### Provided material
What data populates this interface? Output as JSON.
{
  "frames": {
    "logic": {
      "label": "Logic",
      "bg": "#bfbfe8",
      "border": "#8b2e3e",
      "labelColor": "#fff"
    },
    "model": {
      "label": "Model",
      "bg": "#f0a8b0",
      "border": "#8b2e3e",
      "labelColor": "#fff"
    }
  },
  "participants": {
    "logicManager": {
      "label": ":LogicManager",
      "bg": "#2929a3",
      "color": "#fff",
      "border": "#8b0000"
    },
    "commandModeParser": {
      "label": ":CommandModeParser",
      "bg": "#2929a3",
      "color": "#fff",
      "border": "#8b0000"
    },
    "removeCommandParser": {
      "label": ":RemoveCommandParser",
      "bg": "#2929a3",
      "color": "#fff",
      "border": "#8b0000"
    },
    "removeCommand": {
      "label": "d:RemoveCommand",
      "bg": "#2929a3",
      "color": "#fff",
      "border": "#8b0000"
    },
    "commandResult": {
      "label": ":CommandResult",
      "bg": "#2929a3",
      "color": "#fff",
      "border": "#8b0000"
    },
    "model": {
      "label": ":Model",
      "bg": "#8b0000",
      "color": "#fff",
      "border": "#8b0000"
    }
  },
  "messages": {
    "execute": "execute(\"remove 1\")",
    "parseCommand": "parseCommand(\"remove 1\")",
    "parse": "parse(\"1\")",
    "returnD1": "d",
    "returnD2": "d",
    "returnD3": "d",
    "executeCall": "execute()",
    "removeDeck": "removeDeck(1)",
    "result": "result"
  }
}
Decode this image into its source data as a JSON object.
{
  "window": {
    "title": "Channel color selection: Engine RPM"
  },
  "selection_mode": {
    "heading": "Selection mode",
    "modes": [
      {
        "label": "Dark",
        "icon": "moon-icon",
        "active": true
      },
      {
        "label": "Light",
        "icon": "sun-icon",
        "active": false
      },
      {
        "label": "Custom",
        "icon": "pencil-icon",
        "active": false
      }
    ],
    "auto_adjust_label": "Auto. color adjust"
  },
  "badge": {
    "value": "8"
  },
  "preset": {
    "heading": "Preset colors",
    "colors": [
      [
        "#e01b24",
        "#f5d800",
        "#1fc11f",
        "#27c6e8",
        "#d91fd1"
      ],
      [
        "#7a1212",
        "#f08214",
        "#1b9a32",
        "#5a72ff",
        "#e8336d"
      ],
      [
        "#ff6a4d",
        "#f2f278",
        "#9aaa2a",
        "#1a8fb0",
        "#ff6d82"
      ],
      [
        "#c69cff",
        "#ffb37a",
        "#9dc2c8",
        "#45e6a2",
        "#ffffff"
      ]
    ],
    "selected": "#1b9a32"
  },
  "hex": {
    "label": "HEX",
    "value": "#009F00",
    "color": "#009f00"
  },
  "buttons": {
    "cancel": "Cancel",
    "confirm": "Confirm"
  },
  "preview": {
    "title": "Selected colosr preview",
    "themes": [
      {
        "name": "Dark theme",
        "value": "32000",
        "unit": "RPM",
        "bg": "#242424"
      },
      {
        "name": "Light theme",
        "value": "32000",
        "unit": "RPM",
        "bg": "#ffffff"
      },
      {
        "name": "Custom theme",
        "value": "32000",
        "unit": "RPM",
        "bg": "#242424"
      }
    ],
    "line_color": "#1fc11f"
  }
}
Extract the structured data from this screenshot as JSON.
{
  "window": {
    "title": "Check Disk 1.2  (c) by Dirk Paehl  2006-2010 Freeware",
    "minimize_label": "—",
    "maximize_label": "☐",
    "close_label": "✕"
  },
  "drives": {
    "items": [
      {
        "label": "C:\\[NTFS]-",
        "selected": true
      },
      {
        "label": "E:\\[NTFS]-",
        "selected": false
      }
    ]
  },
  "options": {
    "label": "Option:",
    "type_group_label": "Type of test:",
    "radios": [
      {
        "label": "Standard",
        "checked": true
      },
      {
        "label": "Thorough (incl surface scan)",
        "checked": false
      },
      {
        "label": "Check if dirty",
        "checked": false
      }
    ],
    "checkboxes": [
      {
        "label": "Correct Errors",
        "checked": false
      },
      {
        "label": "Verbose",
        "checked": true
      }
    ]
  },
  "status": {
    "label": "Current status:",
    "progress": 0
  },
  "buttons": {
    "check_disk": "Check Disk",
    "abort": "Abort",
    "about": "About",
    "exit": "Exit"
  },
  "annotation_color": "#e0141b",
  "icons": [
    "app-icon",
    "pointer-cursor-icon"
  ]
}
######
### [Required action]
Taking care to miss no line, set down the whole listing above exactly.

### [Exercise output]
What data populates this interface? Output as JSON.
{
  "frames": {
    "logic": {
      "label": "Logic",
      "bg": "#bfbfe8",
      "border": "#8b2e3e",
      "labelColor": "#fff"
    },
    "model": {
      "label": "Model",
      "bg": "#f0a8b0",
      "border": "#8b2e3e",
      "labelColor": "#fff"
    }
  },
  "participants": {
    "logicManager": {
      "label": ":LogicManager",
      "bg": "#2929a3",
      "color": "#fff",
      "border": "#8b0000"
    },
    "commandModeParser": {
      "label": ":CommandModeParser",
      "bg": "#2929a3",
      "color": "#fff",
      "border": "#8b0000"
    },
    "removeCommandParser": {
      "label": ":RemoveCommandParser",
      "bg": "#2929a3",
      "color": "#fff",
      "border": "#8b0000"
    },
    "removeCommand": {
      "label": "d:RemoveCommand",
      "bg": "#2929a3",
      "color": "#fff",
      "border": "#8b0000"
    },
    "commandResult": {
      "label": ":CommandResult",
      "bg": "#2929a3",
      "color": "#fff",
      "border": "#8b0000"
    },
    "model": {
      "label": ":Model",
      "bg": "#8b0000",
      "color": "#fff",
      "border": "#8b0000"
    }
  },
  "messages": {
    "execute": "execute(\"remove 1\")",
    "parseCommand": "parseCommand(\"remove 1\")",
    "parse": "parse(\"1\")",
    "returnD1": "d",
    "returnD2": "d",
    "returnD3": "d",
    "executeCall": "execute()",
    "removeDeck": "removeDeck(1)",
    "result": "result"
  }
}
Decode this image into its source data as a JSON object.
{
  "window": {
    "title": "Channel color selection: Engine RPM"
  },
  "selection_mode": {
    "heading": "Selection mode",
    "modes": [
      {
        "label": "Dark",
        "icon": "moon-icon",
        "active": true
      },
      {
        "label": "Light",
        "icon": "sun-icon",
        "active": false
      },
      {
        "label": "Custom",
        "icon": "pencil-icon",
        "active": false
      }
    ],
    "auto_adjust_label": "Auto. color adjust"
  },
  "badge": {
    "value": "8"
  },
  "preset": {
    "heading": "Preset colors",
    "colors": [
      [
        "#e01b24",
        "#f5d800",
        "#1fc11f",
        "#27c6e8",
        "#d91fd1"
      ],
      [
        "#7a1212",
        "#f08214",
        "#1b9a32",
        "#5a72ff",
        "#e8336d"
      ],
      [
        "#ff6a4d",
        "#f2f278",
        "#9aaa2a",
        "#1a8fb0",
        "#ff6d82"
      ],
      [
        "#c69cff",
        "#ffb37a",
        "#9dc2c8",
        "#45e6a2",
        "#ffffff"
      ]
    ],
    "selected": "#1b9a32"
  },
  "hex": {
    "label": "HEX",
    "value": "#009F00",
    "color": "#009f00"
  },
  "buttons": {
    "cancel": "Cancel",
    "confirm": "Confirm"
  },
  "preview": {
    "title": "Selected colosr preview",
    "themes": [
      {
        "name": "Dark theme",
        "value": "32000",
        "unit": "RPM",
        "bg": "#242424"
      },
      {
        "name": "Light theme",
        "value": "32000",
        "unit": "RPM",
        "bg": "#ffffff"
      },
      {
        "name": "Custom theme",
        "value": "32000",
        "unit": "RPM",
        "bg": "#242424"
      }
    ],
    "line_color": "#1fc11f"
  }
}
Extract the structured data from this screenshot as JSON.
{
  "window": {
    "title": "Check Disk 1.2  (c) by Dirk Paehl  2006-2010 Freeware",
    "minimize_label": "—",
    "maximize_label": "☐",
    "close_label": "✕"
  },
  "drives": {
    "items": [
      {
        "label": "C:\\[NTFS]-",
        "selected": true
      },
      {
        "label": "E:\\[NTFS]-",
        "selected": false
      }
    ]
  },
  "options": {
    "label": "Option:",
    "type_group_label": "Type of test:",
    "radios": [
      {
        "label": "Standard",
        "checked": true
      },
      {
        "label": "Thorough (incl surface scan)",
        "checked": false
      },
      {
        "label": "Check if dirty",
        "checked": false
      }
    ],
    "checkboxes": [
      {
        "label": "Correct Errors",
        "checked": false
      },
      {
        "label": "Verbose",
        "checked": true
      }
    ]
  },
  "status": {
    "label": "Current status:",
    "progress": 0
  },
  "buttons": {
    "check_disk": "Check Disk",
    "abort": "Abort",
    "about": "About",
    "exit": "Exit"
  },
  "annotation_color": "#e0141b",
  "icons": [
    "app-icon",
    "pointer-cursor-icon"
  ]
}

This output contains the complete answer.